It’s a rare June in Vancouver that lets the peonies have their day.
Vancouverites can usually count on continuous, pelting June rain that gives rise to disparaging comments about summer on the Left Coast. Peonies — the big-hearted party girls of the garden — like clockwork, unfurl their peppery scented glory on the cusp of the sixth month. Big breakers of rosy waves explode all over the garden. Sadly, it’s their very exuberance that ruins them, as the blossoms, weighed down with rain, tumble to the ground, slugs feasting on the vanquished petals.
It’s akin to seeing drunken debutantes vomiting out back of the ballroom: So much elegance and promise brought low by liquid.
Yes, if you’re going to live out here in the rainforest, you’ve got to have a plan for the weather.
Here is my plan. It involved a mild shock, glazing tape and serendipity. Its inspiration was finding a way to keep things from getting wet.
I have a trellised patio. A wonderful idea made more wonderful if it could be kept dry. I called a glass company to get a quote on glassing in the overhead trellis. It would cost $7,000.
I had estimated the cost at about $2,000. I based this upon a calculation that involved the cost of sunglasses, what a set of highball tumblers might cost at Pottery Barn, and that it seemed like a reasonable number — less than windows, but more than a windshield. Which is to say, I had absolutely no idea. Needless to say, the $7,000 came as a surprise.
The patient man with the clipboard explained to me about the gauge of glass, and that it had to be safety glass … and that I should be glad that my municipality didn’t insist on laminated safety glass because then the price would really skyrocket.
So, there was a $5,000 disparity between what I expected it to cost and what he was going to charge me. With a furrowed brow, I said I’d count the empties in the garage and get back to him.
It kept raining.
A few days later, I was driving down an alleyway and I saw a batch of shower doors leaning up against a large construction bin. In that moment, I deduced the striking similarity between shower doors and overhead patio glass. Outside of the obvious similarities of transparency and the ability to contain wet spray, they were the same gauge, same safety feature and approximately the same size of the pieces to be manufactured and installed.
So, here’s the question: If you were driving down an alleyway and saw seven crisp $1,000 bills, would you pick them up?
Not that those few doors were the whole job, but it was a start. Over the summer, some very nice construction men helped me load several shower doors into my car. The process of making the shower doors usable as overhead glass was simple. To begin with, my trellis provided ample structure to support the glass; it goes without saying why this is critical. I stripped off the shower door metal using a razor blade to remove the silicone sealant and a screwdriver to remove the few screws holding the handles in place — mere minutes of effort. (I found an ingenious use for the aluminum strips, but that’s another story.)
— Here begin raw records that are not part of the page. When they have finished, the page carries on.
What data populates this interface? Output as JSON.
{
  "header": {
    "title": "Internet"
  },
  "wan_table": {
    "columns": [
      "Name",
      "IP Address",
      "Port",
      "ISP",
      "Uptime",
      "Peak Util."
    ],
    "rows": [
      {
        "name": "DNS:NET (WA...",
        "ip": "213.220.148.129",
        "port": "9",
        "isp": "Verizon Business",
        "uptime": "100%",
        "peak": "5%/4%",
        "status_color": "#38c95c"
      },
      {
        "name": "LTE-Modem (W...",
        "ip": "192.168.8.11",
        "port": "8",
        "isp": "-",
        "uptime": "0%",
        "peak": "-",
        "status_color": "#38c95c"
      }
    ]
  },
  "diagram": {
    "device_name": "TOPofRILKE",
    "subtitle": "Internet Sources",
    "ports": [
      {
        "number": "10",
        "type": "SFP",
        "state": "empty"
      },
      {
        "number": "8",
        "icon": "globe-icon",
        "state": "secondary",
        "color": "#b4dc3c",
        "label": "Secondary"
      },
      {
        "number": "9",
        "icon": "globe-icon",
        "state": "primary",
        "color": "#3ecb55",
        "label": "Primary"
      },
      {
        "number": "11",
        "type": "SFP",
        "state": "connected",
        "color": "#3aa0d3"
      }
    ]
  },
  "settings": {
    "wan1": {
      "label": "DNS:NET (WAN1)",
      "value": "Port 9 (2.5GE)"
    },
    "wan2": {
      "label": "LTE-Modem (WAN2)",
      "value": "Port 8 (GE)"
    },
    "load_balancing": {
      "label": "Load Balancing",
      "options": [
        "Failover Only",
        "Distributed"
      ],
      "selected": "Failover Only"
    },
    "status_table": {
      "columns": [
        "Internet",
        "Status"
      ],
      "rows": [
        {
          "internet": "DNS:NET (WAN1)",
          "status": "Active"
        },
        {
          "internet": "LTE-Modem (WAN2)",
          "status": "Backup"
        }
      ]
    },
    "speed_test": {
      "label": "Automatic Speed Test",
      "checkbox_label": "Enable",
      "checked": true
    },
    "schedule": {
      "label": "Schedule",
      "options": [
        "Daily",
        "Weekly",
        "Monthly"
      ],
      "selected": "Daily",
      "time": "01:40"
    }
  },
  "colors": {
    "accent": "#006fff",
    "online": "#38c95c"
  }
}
The glass itself cleaned up easily but even if it didn’t, horizontal glass tends to look less than pristine very quickly, so it wouldn’t have mattered.
Installation was simple. A shower door isn’t too cumbersome, so I found I could handle it by myself on a ladder. The appropriate installation materials were available at my local hardware store; glazing tape — a sort of double-sided tacky material — was the only challenge as it gripped the glass unforgivingly. Small metal clips secured with nails were the final line of defence.
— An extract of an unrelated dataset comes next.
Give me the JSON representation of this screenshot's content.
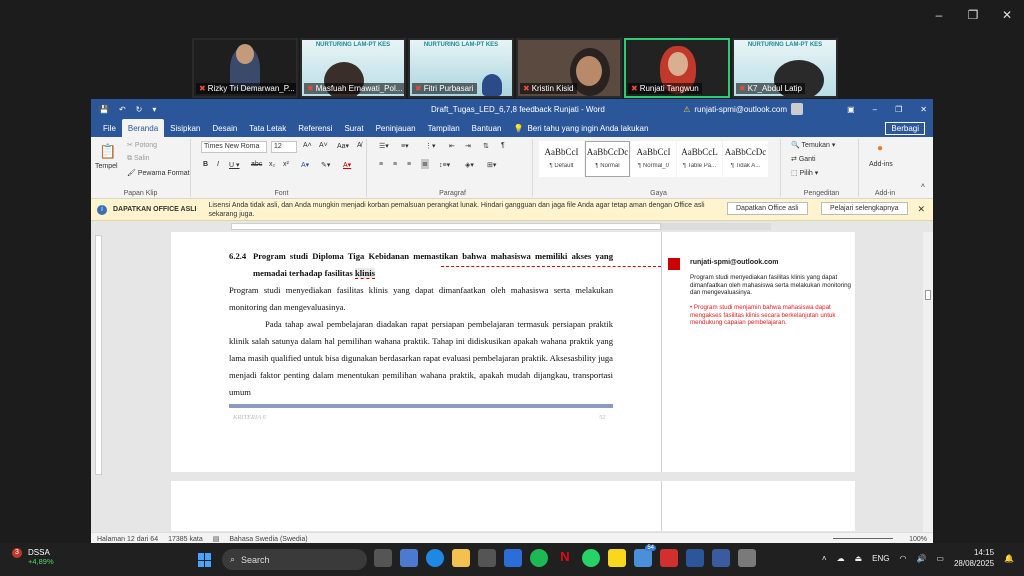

When the last piece of glass was safely in place, I threw a big dinner party with a cancan line of peonies as the centrepiece and pitchers of strawberry daiquiris.
Not even the dew dampened the occasion.
The equation, however, is the real story: I saved $7,000. The landfill was saved from having to ingest more than a dozen shower doors. Another victory for thrift!
Remember: the cornerstone of WN2 — waste not, want not — is that your sustainability is tied to the planet’s sustainability. It took a little time but, between you and me, I’d have had to write a lot of articles to have made that seven grand, so the time it took isn’t a factor.
How does it look? Well, there’s no reason to show you a photo as it looks like glass on trellis, which is to say, invisible.
And here’s another consideration: Who looks up anyway? No one has yet pushed back from the table and remarked, “Why Jane, correct me if I’m wrong, but were those glass panels at one time shower doors?” No, I have to bring my work of staggering genius to everyone’s attention.
Which I often do, and it’s surprising how often I hear the phrase, “One man’s trash is another man’s trellis.”
Jane Macdougall – www.nationalpost.com/macdougall